## Required work
Write out the full listing exactly.

++++++++++++++++++++

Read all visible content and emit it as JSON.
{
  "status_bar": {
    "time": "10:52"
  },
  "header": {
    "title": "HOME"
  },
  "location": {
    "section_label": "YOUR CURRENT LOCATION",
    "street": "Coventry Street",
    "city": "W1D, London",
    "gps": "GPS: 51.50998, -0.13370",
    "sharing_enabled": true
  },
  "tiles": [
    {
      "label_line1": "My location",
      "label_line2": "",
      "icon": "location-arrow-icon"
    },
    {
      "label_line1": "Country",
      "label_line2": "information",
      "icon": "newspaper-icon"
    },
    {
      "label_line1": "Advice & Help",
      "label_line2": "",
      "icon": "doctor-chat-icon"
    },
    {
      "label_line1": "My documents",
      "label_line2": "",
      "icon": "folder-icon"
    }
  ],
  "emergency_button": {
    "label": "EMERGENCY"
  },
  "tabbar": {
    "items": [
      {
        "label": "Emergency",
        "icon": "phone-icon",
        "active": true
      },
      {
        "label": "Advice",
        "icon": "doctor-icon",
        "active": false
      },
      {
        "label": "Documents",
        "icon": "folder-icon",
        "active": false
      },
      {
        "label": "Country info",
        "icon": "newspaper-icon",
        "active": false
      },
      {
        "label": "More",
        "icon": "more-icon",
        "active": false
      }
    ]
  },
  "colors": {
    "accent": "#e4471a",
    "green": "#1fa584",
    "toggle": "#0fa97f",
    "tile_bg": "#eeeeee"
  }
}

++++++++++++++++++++

## Task answer
Read all visible content and emit it as JSON.
{
  "status_bar": {
    "time": "10:52"
  },
  "header": {
    "title": "HOME"
  },
  "location": {
    "section_label": "YOUR CURRENT LOCATION",
    "street": "Coventry Street",
    "city": "W1D, London",
    "gps": "GPS: 51.50998, -0.13370",
    "sharing_enabled": true
  },
  "tiles": [
    {
      "label_line1": "My location",
      "label_line2": "",
      "icon": "location-arrow-icon"
    },
    {
      "label_line1": "Country",
      "label_line2": "information",
      "icon": "newspaper-icon"
    },
    {
      "label_line1": "Advice & Help",
      "label_line2": "",
      "icon": "doctor-chat-icon"
    },
    {
      "label_line1": "My documents",
      "label_line2": "",
      "icon": "folder-icon"
    }
  ],
  "emergency_button": {
    "label": "EMERGENCY"
  },
  "tabbar": {
    "items": [
      {
        "label": "Emergency",
        "icon": "phone-icon",
        "active": true
      },
      {
        "label": "Advice",
        "icon": "doctor-icon",
        "active": false
      },
      {
        "label": "Documents",
        "icon": "folder-icon",
        "active": false
      },
      {
        "label": "Country info",
        "icon": "newspaper-icon",
        "active": false
      },
      {
        "label": "More",
        "icon": "more-icon",
        "active": false
      }
    ]
  },
  "colors": {
    "accent": "#e4471a",
    "green": "#1fa584",
    "toggle": "#0fa97f",
    "tile_bg": "#eeeeee"
  }
}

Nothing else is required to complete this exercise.